For example, the trauma I experienced growing up was hardcoded into the behavioral circuitry of my brain. I found that later conflicts would invariably trigger them.

The resulting fight-or-flight response was often destructive to my relationships.

It was possible however to reprogram my brain to judge and react to every stimulus.
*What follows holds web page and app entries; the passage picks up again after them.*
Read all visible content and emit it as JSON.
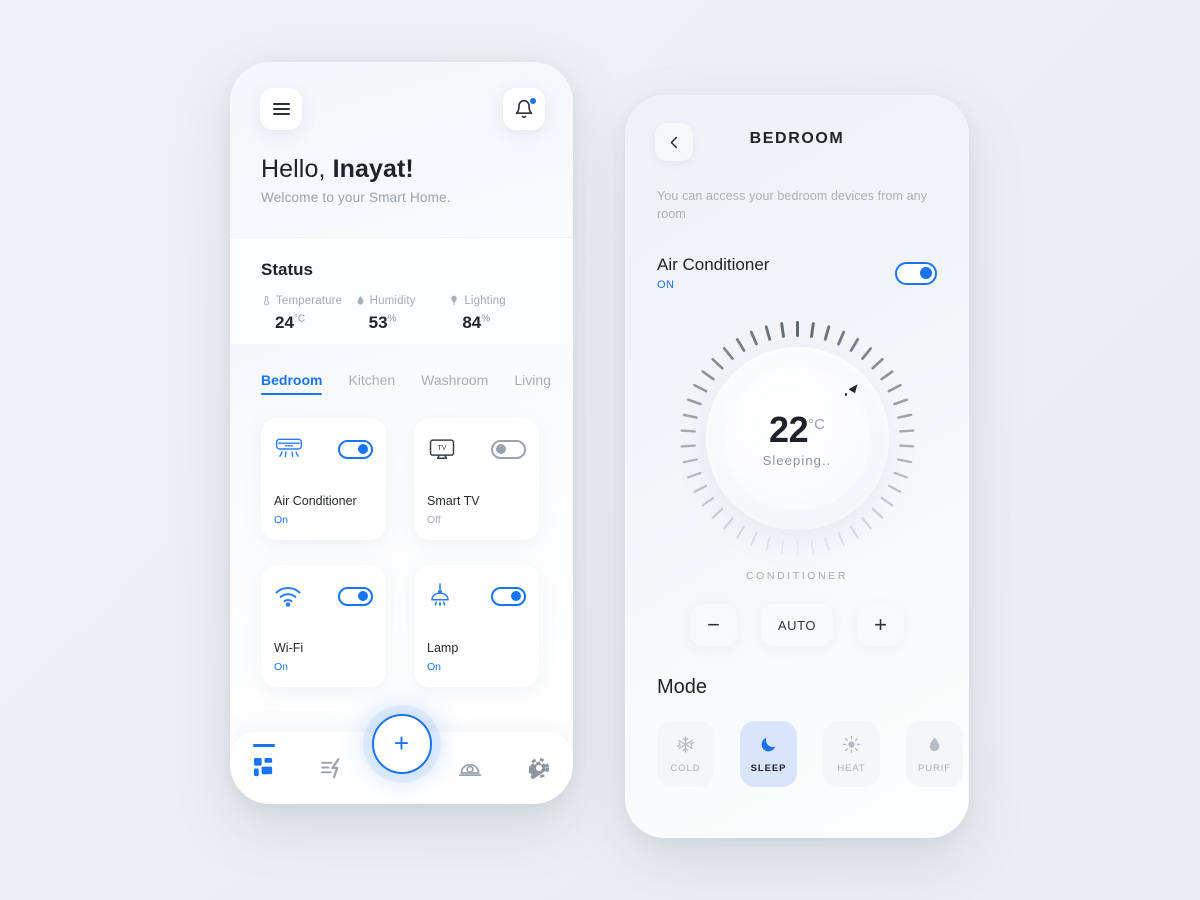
{
  "theme": {
    "accent": "#1a73f0",
    "background": "#eef1f5",
    "text_dark": "#20242a",
    "text_muted": "#a7aeb8"
  },
  "home": {
    "menu_icon": "hamburger-menu-icon",
    "bell_icon": "notification-bell-icon",
    "greeting_prefix": "Hello, ",
    "greeting_name": "Inayat!",
    "subtitle": "Welcome to your Smart Home.",
    "status": {
      "title": "Status",
      "metrics": [
        {
          "icon": "thermometer-icon",
          "label": "Temperature",
          "value": "24",
          "unit": "°C"
        },
        {
          "icon": "droplet-icon",
          "label": "Humidity",
          "value": "53",
          "unit": "%"
        },
        {
          "icon": "bulb-icon",
          "label": "Lighting",
          "value": "84",
          "unit": "%"
        }
      ]
    },
    "tabs": [
      {
        "label": "Bedroom",
        "active": true
      },
      {
        "label": "Kitchen",
        "active": false
      },
      {
        "label": "Washroom",
        "active": false
      },
      {
        "label": "Living",
        "active": false
      }
    ],
    "devices": [
      {
        "icon": "air-conditioner-icon",
        "name": "Air Conditioner",
        "state": "On",
        "on": true
      },
      {
        "icon": "tv-icon",
        "name": "Smart TV",
        "state": "Off",
        "on": false
      },
      {
        "icon": "wifi-icon",
        "name": "Wi-Fi",
        "state": "On",
        "on": true
      },
      {
        "icon": "lamp-icon",
        "name": "Lamp",
        "state": "On",
        "on": true
      }
    ],
    "fab_label": "+",
    "nav": [
      {
        "icon": "dashboard-grid-icon",
        "active": true
      },
      {
        "icon": "energy-bolt-icon",
        "active": false
      },
      {
        "icon": "camera-icon",
        "active": false
      },
      {
        "icon": "settings-gear-icon",
        "active": false
      }
    ]
  },
  "room": {
    "back_icon": "back-chevron-icon",
    "title": "BEDROOM",
    "description": "You can access your bedroom devices from any room",
    "device": {
      "name": "Air Conditioner",
      "state": "ON",
      "on": true
    },
    "dial": {
      "temperature": "22",
      "unit": "°C",
      "status": "Sleeping..",
      "caption": "CONDITIONER"
    },
    "controls": {
      "decrease_label": "−",
      "auto_label": "AUTO",
      "increase_label": "+"
    },
    "mode_title": "Mode",
    "modes": [
      {
        "icon": "snowflake-icon",
        "label": "COLD",
        "active": false
      },
      {
        "icon": "moon-icon",
        "label": "SLEEP",
        "active": true
      },
      {
        "icon": "sun-icon",
        "label": "HEAT",
        "active": false
      },
      {
        "icon": "water-drop-icon",
        "label": "PURIF",
        "active": false
      }
    ]
  }
}
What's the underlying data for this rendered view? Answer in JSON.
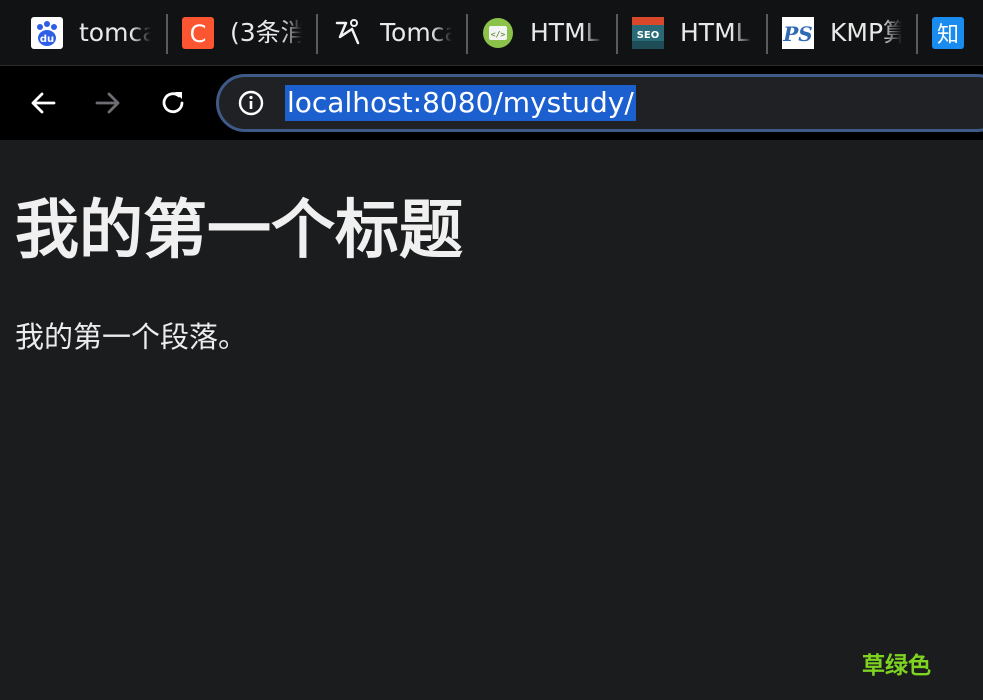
{
  "browser": {
    "tabs": [
      {
        "label": "tomca",
        "icon": "baidu-paw-icon",
        "icon_text": "du"
      },
      {
        "label": "(3条消",
        "icon": "csdn-c-icon",
        "icon_text": "C"
      },
      {
        "label": "Tomca",
        "icon": "runner-logo-icon"
      },
      {
        "label": "HTML",
        "icon": "html-code-icon"
      },
      {
        "label": "HTML",
        "icon": "seo-icon",
        "icon_text": "SEO"
      },
      {
        "label": "KMP算",
        "icon": "ps-icon",
        "icon_text": "PS"
      },
      {
        "label": "",
        "icon": "zhihu-icon",
        "icon_text": "知"
      }
    ],
    "toolbar": {
      "url": "localhost:8080/mystudy/"
    }
  },
  "page": {
    "heading": "我的第一个标题",
    "paragraph": "我的第一个段落。"
  },
  "overlay": {
    "watermark": "草绿色"
  },
  "colors": {
    "tabstrip_bg": "#111213",
    "toolbar_bg": "#000000",
    "page_bg": "#1b1c1e",
    "url_highlight": "#1c5fcf",
    "watermark": "#7ed321"
  }
}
This is the essence of self-awareness.

By practicing exercises like diaphragmatic breathing and meditation, we can learn to be present with our experience. Through mindfulness, we can learn to be aware of our feelings, rather than controlled by them.

Improving emotional intelligence

“People with well-developed emotional skills are also more likely to be content and effective in their lives, mastering the habits of mind that foster their own productivity; people who cannot marshal some control over their emotional life fight inner battles that sabotage their ability for focused work and clear thought.”
– Daniel Goleman, Emotional Intelligence

The skills described above – self-awareness (knowing one’s own emotions) and self-compassion (managing those emotions), as well as self-motivation, empathy, and relationship management – are all critical to what Daniel Goleman calls “emotional intelligence”.

Emotional intelligence is a meta-ability that governs how successful we are in all aspects of our lives, from relationships to our wellbeing, to personal effectiveness and productivity.

My discovery of Daniel Goleman’s seminal work served in this sense as a catalyst for confronting my own trauma and seeking a fresh perspective on my struggles.

I accomplished this with the help of therapy, reading self-help and psychology books, opening up dialogues with others, and yes, undertaking meditation.

While some sections and theoretical discussions may not be relevant to all readers, Emotional Intelligence is an essential read for all gay men on the path of self-improvement.